Q: Why have you stayed at the same CRO/group for 25 years?

A: First and foremost, I have stayed because I work with fabulously dedicated and supportive individuals whose passion for oncology and new medicines and focus on keeping patients safe while assuring quality data is infectious. Because the company has created a dedicated oncology team, I’m able to work alongside a group of people like me, who are specialized in this therapeutic area.

Additionally, the company has grown over the years, providing tremendous opportunities for career advancement and the ability to take on new roles while still being focused on oncology, which is my passion. The evolution of the company through its growth has propelled best practices and attracted new, dedicated individuals to collaborate with, while keeping to core values. A recent advancement incorporates a commercial component which expands our ability to bring treatments to those who will benefit by working with companies to shorten the time from bench to bedside. Our goal continues to be providing more treatment choices for patients as expeditiously as we can.

During my time here, I have had the opportunity to work with large pharmaceutical companies with pipelines of drugs, as well as very small biotechs with a handful of employees and a potentially innovative compound; all with the goal of approving a new therapy. Every study and every company will have different levels of experience and requirements for support.

There is also variety in the types of studies. From small Phase I to global Phase III studies, I have had the opportunity to work with team members from all over the world and travel globally. It is so interesting and empowering to visit new cultures and learn about the opportunities (and constraints) for oncology development in different countries.

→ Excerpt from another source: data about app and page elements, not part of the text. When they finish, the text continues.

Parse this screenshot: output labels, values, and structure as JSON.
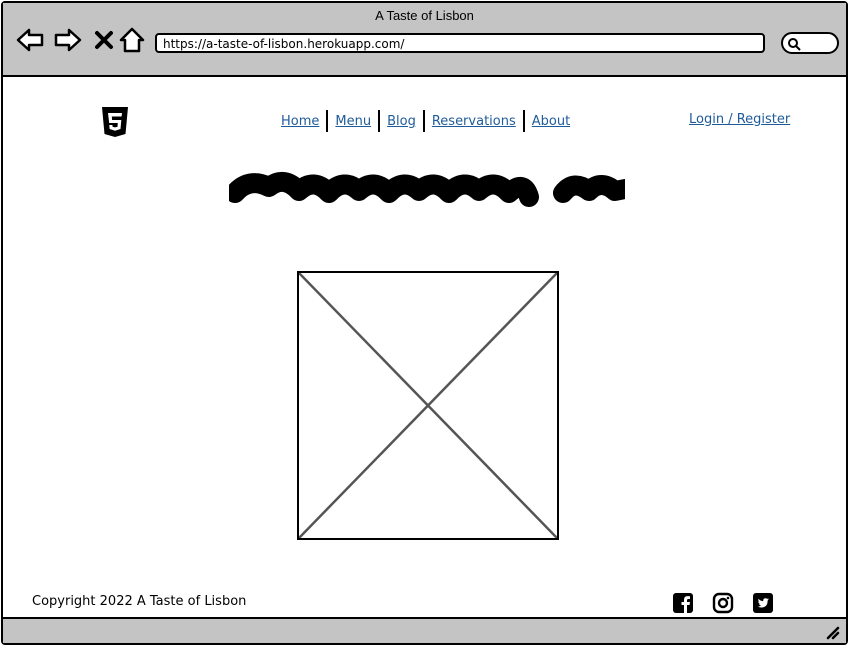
{
  "window": {
    "title": "A Taste of Lisbon"
  },
  "browser": {
    "url": "https://a-taste-of-lisbon.herokuapp.com/",
    "back_icon": "arrow-left-icon",
    "forward_icon": "arrow-right-icon",
    "close_icon": "close-icon",
    "home_icon": "home-icon",
    "search_icon": "search-icon"
  },
  "header": {
    "logo_icon": "html5-logo-icon",
    "nav": [
      {
        "label": "Home"
      },
      {
        "label": "Menu"
      },
      {
        "label": "Blog"
      },
      {
        "label": "Reservations"
      },
      {
        "label": "About"
      }
    ],
    "login_label": "Login / Register"
  },
  "main": {
    "heading_placeholder": "scribble",
    "image_placeholder": "image-placeholder"
  },
  "footer": {
    "copyright": "Copyright 2022 A Taste of Lisbon",
    "social": [
      "facebook-icon",
      "instagram-icon",
      "twitter-icon"
    ]
  }
}
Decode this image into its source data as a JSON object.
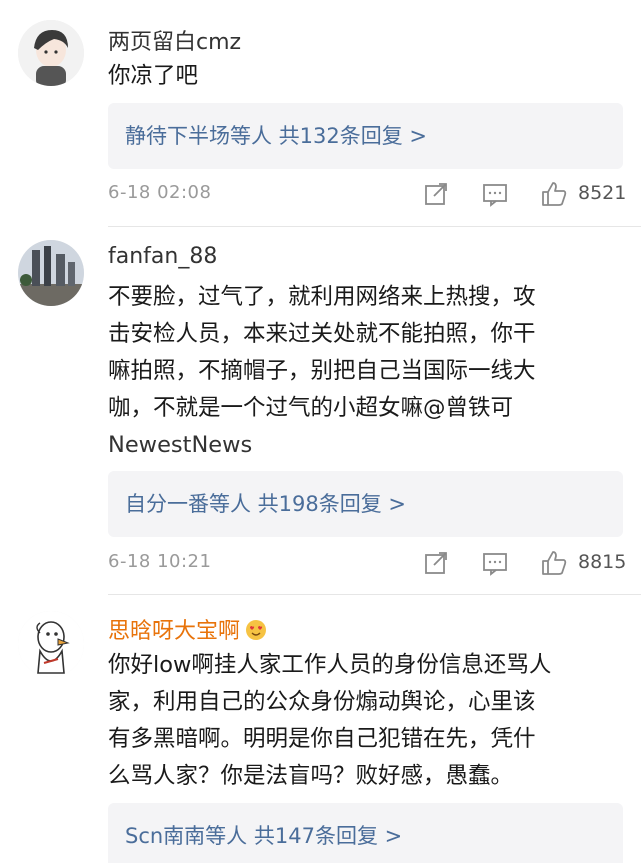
{
  "comments": [
    {
      "username": "两页留白cmz",
      "text_lines": [
        "你凉了吧"
      ],
      "reply_summary": "静待下半场等人 共132条回复 >",
      "timestamp": "6-18 02:08",
      "likes": "8521",
      "avatar": "cartoon-boy-avatar"
    },
    {
      "username": "fanfan_88",
      "text_lines": [
        "不要脸，过气了，就利用网络来上热搜，攻",
        "击安检人员，本来过关处就不能拍照，你干",
        "嘛拍照，不摘帽子，别把自己当国际一线大",
        "咖，不就是一个过气的小超女嘛@曾铁可"
      ],
      "mention_line": "NewestNews",
      "reply_summary": "自分一番等人 共198条回复 >",
      "timestamp": "6-18 10:21",
      "likes": "8815",
      "avatar": "city-skyline-avatar"
    },
    {
      "username": "思晗呀大宝啊",
      "username_color": "#e8730a",
      "text_lines": [
        "你好low啊挂人家工作人员的身份信息还骂人",
        "家，利用自己的公众身份煽动舆论，心里该",
        "有多黑暗啊。明明是你自己犯错在先，凭什",
        "么骂人家？你是法盲吗？败好感，愚蠢。"
      ],
      "reply_summary": "Scn南南等人 共147条回复 >",
      "avatar": "goose-cartoon-avatar"
    }
  ],
  "icons": {
    "share": "share-icon",
    "comment": "comment-icon",
    "like": "thumbs-up-icon",
    "badge": "heart-eyes-emoji-icon"
  },
  "colors": {
    "reply_link": "#4a6d9a",
    "highlight_username": "#e8730a",
    "meta_gray": "#9a9a9a"
  }
}
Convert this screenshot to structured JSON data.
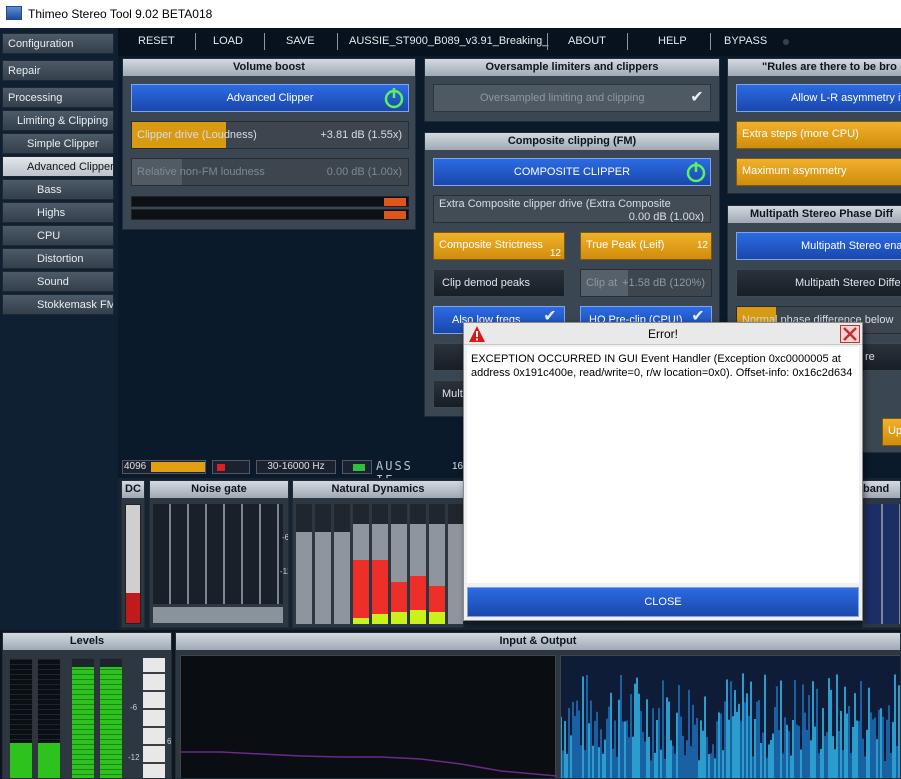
{
  "window": {
    "title": "Thimeo Stereo Tool 9.02 BETA018"
  },
  "nav": {
    "items": [
      {
        "label": "Configuration"
      },
      {
        "label": "Repair"
      },
      {
        "label": "Processing"
      },
      {
        "label": "Limiting & Clipping"
      },
      {
        "label": "Simple Clipper"
      },
      {
        "label": "Advanced Clipper"
      },
      {
        "label": "Bass"
      },
      {
        "label": "Highs"
      },
      {
        "label": "CPU"
      },
      {
        "label": "Distortion"
      },
      {
        "label": "Sound"
      },
      {
        "label": "Stokkemask FM"
      }
    ]
  },
  "menu": {
    "reset": "RESET",
    "load": "LOAD",
    "save": "SAVE",
    "preset": "AUSSIE_ST900_B089_v3.91_Breaking_",
    "about": "ABOUT",
    "help": "HELP",
    "bypass": "BYPASS"
  },
  "volume_boost": {
    "title": "Volume boost",
    "advanced_clipper": "Advanced Clipper",
    "clipper_drive_label": "Clipper drive (Loudness)",
    "clipper_drive_value": "+3.81 dB (1.55x)",
    "clipper_drive_fill": 0.34,
    "relative_label": "Relative non-FM loudness",
    "relative_value": "0.00 dB (1.00x)"
  },
  "oversample": {
    "title": "Oversample limiters and clippers",
    "button": "Oversampled limiting and clipping"
  },
  "composite": {
    "title": "Composite clipping (FM)",
    "button": "COMPOSITE CLIPPER",
    "extra_drive_line1": "Extra Composite clipper drive (Extra Composite",
    "extra_drive_value": "0.00 dB (1.00x)",
    "strictness_label": "Composite Strictness",
    "strictness_value": "12",
    "true_peak_label": "True Peak (Leif)",
    "true_peak_value": "12",
    "clip_demod": "Clip demod peaks",
    "clip_at_label": "Clip at",
    "clip_at_value": "+1.58 dB (120%)",
    "also_low_freqs": "Also low freqs",
    "hq_preclip": "HQ Pre-clip (CPU!)",
    "partial_mult": "Mult"
  },
  "rules": {
    "title": "\"Rules are there to be bro",
    "allow_lr": "Allow L-R asymmetry if",
    "extra_steps": "Extra steps (more CPU)",
    "max_asym": "Maximum asymmetry"
  },
  "multipath": {
    "title": "Multipath Stereo Phase Diff",
    "enable": "Multipath Stereo ena",
    "difference": "Multipath Stereo Differ",
    "normal_phase": "Normal phase difference below",
    "partial_re": "re",
    "partial_up": "Up"
  },
  "status": {
    "samples": "4096",
    "freq": "30-16000 Hz",
    "display": "AUSS IE",
    "num": "16"
  },
  "bottom": {
    "dc": "DC",
    "noise_gate": "Noise gate",
    "natural_dynamics": "Natural Dynamics",
    "partial_band": "band",
    "levels": "Levels",
    "io": "Input & Output",
    "tick_minus6": "-6",
    "tick_minus12": "-12",
    "tick_6": "6"
  },
  "dialog": {
    "title": "Error!",
    "message": "EXCEPTION OCCURRED IN GUI Event Handler (Exception 0xc0000005 at address 0x191c400e, read/write=0, r/w location=0x0). Offset-info: 0x16c2d634",
    "close": "CLOSE"
  }
}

I have worked, and continue to work, on initiatives for process improvement—some that allow a more complete and comprehensive review of patient data to look for trends that protect patient safety and others that provide comprehensive, yet streamlined, instructions for work processes. At this point in my career, I am still overseeing studies, but am also involved in our mentoring program. I have always tried to pass along my experience and same level of passion for this work that others have generously shared with me. The mentoring initiative is a wonderful program that recognizes talent and provides training to promote support staff or clinical research associates into project management…and beyond.

Q: Do you have any closing thoughts for readers who might be interested in following a similar career path?

A: If you want to make a difference, be challenged, and work with individuals dedicated to their work, oncology research is a great option. I have met amazingly brilliant people who work tirelessly through successes and failures to bring new treatments to the world. Originally, I had thought this was a temporary career move…but here I still am, 25-plus years later. I have no regrets, and if you decide oncology research is for you, I don’t believe you will regret it either; this is a challenging, but spectacular and innovative time for cancer therapeutics.